** Problem statement **
Search the entries below for "name", and copy each line where it appears.

+++ Task material

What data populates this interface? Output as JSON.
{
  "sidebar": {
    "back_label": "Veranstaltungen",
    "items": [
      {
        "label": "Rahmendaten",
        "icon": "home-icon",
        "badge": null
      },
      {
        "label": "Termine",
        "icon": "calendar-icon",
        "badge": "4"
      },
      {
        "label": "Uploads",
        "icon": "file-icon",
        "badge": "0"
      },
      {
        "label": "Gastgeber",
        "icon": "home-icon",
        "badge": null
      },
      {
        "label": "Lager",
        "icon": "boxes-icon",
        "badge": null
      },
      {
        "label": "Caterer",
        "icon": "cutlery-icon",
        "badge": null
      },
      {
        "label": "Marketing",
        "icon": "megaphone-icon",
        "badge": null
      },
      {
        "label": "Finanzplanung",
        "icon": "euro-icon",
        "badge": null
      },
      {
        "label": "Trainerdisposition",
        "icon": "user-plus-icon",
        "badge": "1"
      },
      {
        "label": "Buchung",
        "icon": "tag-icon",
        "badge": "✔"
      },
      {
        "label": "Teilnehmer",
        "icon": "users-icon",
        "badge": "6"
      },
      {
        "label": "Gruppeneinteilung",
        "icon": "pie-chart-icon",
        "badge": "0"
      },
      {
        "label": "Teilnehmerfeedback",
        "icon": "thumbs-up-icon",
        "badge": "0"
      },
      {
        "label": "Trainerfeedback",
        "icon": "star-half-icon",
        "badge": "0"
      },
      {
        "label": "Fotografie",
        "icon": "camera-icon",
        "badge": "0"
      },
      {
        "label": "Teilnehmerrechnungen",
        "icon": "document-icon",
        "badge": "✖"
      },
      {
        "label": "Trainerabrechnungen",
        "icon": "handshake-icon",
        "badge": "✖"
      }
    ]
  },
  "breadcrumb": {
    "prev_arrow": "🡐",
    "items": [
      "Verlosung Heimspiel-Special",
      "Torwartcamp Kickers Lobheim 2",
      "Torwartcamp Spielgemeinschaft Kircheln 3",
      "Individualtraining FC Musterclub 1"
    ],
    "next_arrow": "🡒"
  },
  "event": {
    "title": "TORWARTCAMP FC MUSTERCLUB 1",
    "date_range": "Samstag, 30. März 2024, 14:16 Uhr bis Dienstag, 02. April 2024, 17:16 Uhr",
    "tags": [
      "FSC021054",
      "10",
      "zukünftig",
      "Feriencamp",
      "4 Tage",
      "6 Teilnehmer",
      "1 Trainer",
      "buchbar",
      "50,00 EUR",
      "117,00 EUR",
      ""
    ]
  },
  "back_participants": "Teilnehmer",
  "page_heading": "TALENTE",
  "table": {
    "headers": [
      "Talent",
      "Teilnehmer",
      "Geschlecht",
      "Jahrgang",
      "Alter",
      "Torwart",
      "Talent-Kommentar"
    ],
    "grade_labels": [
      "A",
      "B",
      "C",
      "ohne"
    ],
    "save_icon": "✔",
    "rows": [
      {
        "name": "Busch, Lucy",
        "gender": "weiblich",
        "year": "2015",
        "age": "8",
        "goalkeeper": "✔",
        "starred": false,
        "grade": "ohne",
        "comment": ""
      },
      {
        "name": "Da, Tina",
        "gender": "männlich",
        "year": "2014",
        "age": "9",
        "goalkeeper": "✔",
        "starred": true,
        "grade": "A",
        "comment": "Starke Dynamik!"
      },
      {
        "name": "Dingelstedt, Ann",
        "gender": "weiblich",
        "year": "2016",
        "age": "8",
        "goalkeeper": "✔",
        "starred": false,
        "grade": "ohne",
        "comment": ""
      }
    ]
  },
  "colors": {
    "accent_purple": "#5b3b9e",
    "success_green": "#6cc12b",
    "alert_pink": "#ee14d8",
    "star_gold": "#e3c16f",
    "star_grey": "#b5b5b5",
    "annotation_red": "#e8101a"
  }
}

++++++

** Solution for this exercise **
        "name": "Busch, Lucy",
        "name": "Da, Tina",
        "name": "Dingelstedt, Ann",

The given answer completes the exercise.